Agri-businesses: new agri-entrepreneurs are starting to jump into the business of selling produce that is “ugly” but edible to consumers for a discounted price. Value-added products coming from discarded produce—such as pre-packaged chopped vegetables, puree mixes for soups, stews, and even baby food—Is becoming a very attractive business because low-priced produce is converted into high-value products.
Distribution & retail: these value chain actors are starting to be more conscious about the challenges of farming, and are looking into ways to reduce the amounts of rejected produce. Increasing shelf life of fresh produce by investing in better handling, packing, and assuring a constant cold chain from farm to shelf are some initiatives seen in several supply chains. For example, investing in better logistics by establishing a cold chain that starts immediately after harvest (through on-farm cold storage and refrigerated transportation) for increasing shelf life and quality.
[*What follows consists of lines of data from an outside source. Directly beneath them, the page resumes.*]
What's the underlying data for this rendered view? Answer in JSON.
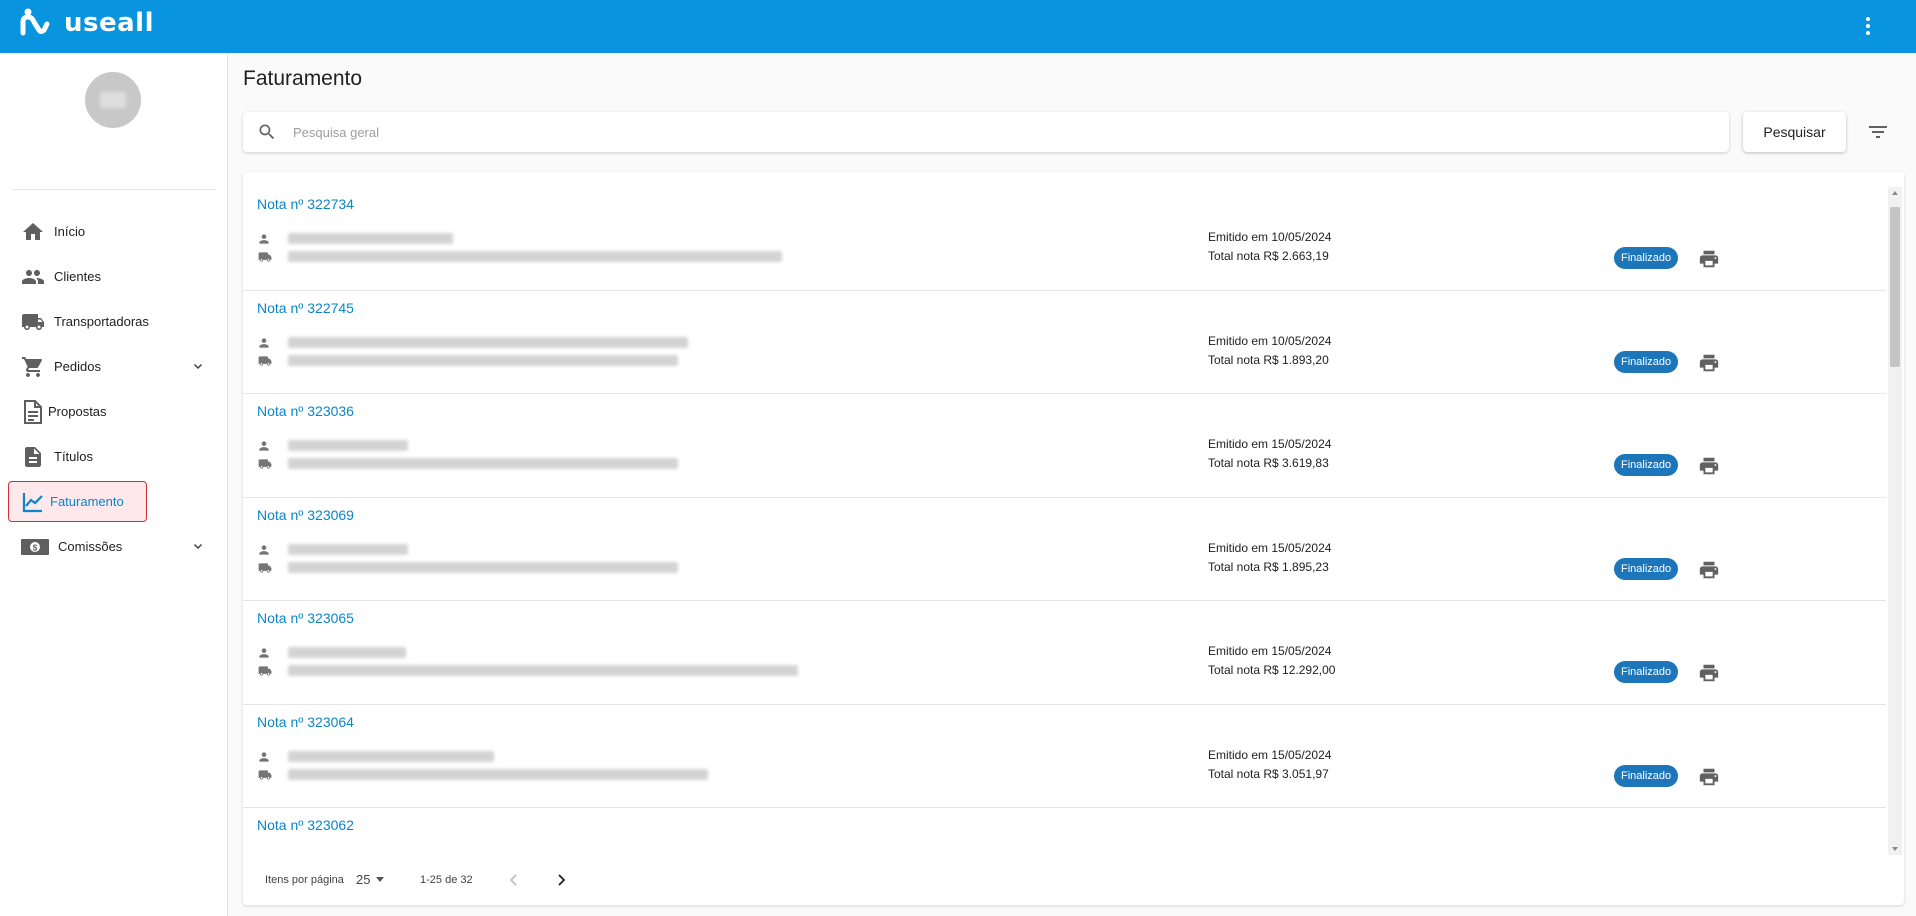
{
  "app": {
    "brand": "useall",
    "accent_color": "#0894de",
    "menu_icon": "more-vert-icon"
  },
  "sidebar": {
    "items": [
      {
        "label": "Início",
        "icon": "home-icon"
      },
      {
        "label": "Clientes",
        "icon": "people-icon"
      },
      {
        "label": "Transportadoras",
        "icon": "truck-icon"
      },
      {
        "label": "Pedidos",
        "icon": "cart-icon",
        "expandable": true
      },
      {
        "label": "Propostas",
        "icon": "document-icon"
      },
      {
        "label": "Títulos",
        "icon": "description-icon"
      },
      {
        "label": "Faturamento",
        "icon": "chart-line-icon",
        "active": true
      },
      {
        "label": "Comissões",
        "icon": "money-icon",
        "expandable": true
      }
    ]
  },
  "main": {
    "title": "Faturamento",
    "search": {
      "placeholder": "Pesquisa geral",
      "value": ""
    },
    "search_button": "Pesquisar",
    "filter_icon": "filter-list-icon"
  },
  "invoices": [
    {
      "nota": "Nota nº 322734",
      "emitido": "Emitido em 10/05/2024",
      "total": "Total nota R$ 2.663,19",
      "status": "Finalizado"
    },
    {
      "nota": "Nota nº 322745",
      "emitido": "Emitido em 10/05/2024",
      "total": "Total nota R$ 1.893,20",
      "status": "Finalizado"
    },
    {
      "nota": "Nota nº 323036",
      "emitido": "Emitido em 15/05/2024",
      "total": "Total nota R$ 3.619,83",
      "status": "Finalizado"
    },
    {
      "nota": "Nota nº 323069",
      "emitido": "Emitido em 15/05/2024",
      "total": "Total nota R$ 1.895,23",
      "status": "Finalizado"
    },
    {
      "nota": "Nota nº 323065",
      "emitido": "Emitido em 15/05/2024",
      "total": "Total nota R$ 12.292,00",
      "status": "Finalizado"
    },
    {
      "nota": "Nota nº 323064",
      "emitido": "Emitido em 15/05/2024",
      "total": "Total nota R$ 3.051,97",
      "status": "Finalizado"
    },
    {
      "nota": "Nota nº 323062"
    }
  ],
  "pagination": {
    "items_per_page_label": "Itens por página",
    "items_per_page": "25",
    "range": "1-25 de 32"
  },
  "colors": {
    "status_badge": "#1d76b9",
    "link": "#0a86c8"
  }
}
Supermarkets can also educate consumers on what produce looks like at different stages of maturity and establishing space in their stores where misshapen fruits and vegetables can be offered to consumers at discounted rates. Additionally, supermarkets are increasing their offering of prepared meals, which frequently use the aesthetically unappealing produce that reaches their stores.
Consumers: can be more conscious about the reality of fruit & vegetable production, understanding that is natural for some produce to be misshapen or look imperfect. Aesthetic defects in fruits and vegetables are not the equivalent of poor quality or reduce nutrition properties. Consumers can make efforts to buy imperfect fruits and vegetables in supermarkets and local markets. The current consumer preference for perfect-looking produce not only forces some fruit and vegetables to be voted off the marketplace, but it also drives down the price of even slightly misshapen, smaller, or scarred fruit.
Not-for-profit organizations: food banks, for example, are charitable organizations that distribute discarded food to those who have difficulty purchasing enough food to avoid hunger. Food pick-up of discarded produce can be performed in collaboration with the food banks and produce traders.
Some consulted sources